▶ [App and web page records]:

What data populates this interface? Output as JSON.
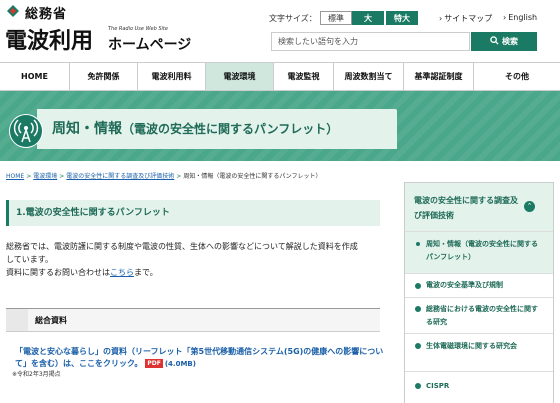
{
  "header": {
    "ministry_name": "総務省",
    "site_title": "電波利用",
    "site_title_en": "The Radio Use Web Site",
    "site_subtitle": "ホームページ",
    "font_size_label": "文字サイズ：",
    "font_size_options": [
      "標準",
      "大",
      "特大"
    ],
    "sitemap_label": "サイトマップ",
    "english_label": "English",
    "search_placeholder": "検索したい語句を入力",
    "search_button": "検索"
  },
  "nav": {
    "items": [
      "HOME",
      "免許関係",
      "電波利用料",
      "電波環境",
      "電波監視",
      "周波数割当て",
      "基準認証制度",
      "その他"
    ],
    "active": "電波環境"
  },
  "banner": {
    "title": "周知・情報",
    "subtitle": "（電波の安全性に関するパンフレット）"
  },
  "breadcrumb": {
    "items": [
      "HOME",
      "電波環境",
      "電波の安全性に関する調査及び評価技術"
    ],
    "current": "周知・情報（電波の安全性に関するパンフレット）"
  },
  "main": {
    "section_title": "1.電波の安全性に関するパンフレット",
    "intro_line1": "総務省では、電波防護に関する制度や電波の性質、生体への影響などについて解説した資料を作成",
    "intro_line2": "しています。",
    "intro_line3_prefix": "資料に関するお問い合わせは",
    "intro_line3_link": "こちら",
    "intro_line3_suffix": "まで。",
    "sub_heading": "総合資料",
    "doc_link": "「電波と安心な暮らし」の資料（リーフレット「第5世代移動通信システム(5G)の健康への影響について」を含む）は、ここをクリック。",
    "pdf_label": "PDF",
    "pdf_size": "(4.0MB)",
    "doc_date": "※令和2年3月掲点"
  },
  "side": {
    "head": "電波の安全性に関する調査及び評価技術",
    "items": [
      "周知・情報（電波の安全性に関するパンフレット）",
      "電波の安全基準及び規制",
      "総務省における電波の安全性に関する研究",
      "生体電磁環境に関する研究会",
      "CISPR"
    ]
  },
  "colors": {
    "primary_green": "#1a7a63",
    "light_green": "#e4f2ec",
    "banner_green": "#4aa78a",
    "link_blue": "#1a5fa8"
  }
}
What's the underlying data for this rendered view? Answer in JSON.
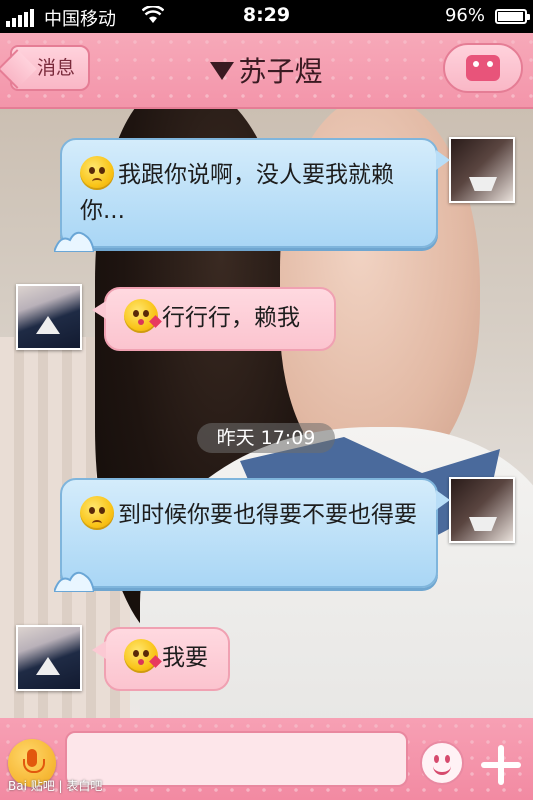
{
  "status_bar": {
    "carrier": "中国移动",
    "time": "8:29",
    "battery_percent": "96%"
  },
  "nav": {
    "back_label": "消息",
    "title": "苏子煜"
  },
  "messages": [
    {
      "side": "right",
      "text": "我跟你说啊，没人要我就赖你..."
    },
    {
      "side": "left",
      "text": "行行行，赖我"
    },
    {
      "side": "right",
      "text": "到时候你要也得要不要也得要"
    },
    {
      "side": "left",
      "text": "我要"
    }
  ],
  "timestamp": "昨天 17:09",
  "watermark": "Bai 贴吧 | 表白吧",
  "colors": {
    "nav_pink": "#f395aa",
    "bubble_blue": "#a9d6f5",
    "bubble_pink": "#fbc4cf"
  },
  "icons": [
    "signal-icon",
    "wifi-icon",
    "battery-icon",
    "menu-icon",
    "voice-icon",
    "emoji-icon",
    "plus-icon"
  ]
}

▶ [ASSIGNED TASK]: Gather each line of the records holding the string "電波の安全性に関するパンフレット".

▶ [EXERCISE RESPONSE]:
    "subtitle": "（電波の安全性に関するパンフレット）"
    "current": "周知・情報（電波の安全性に関するパンフレット）"
    "section_title": "1.電波の安全性に関するパンフレット",
      "周知・情報（電波の安全性に関するパンフレット）",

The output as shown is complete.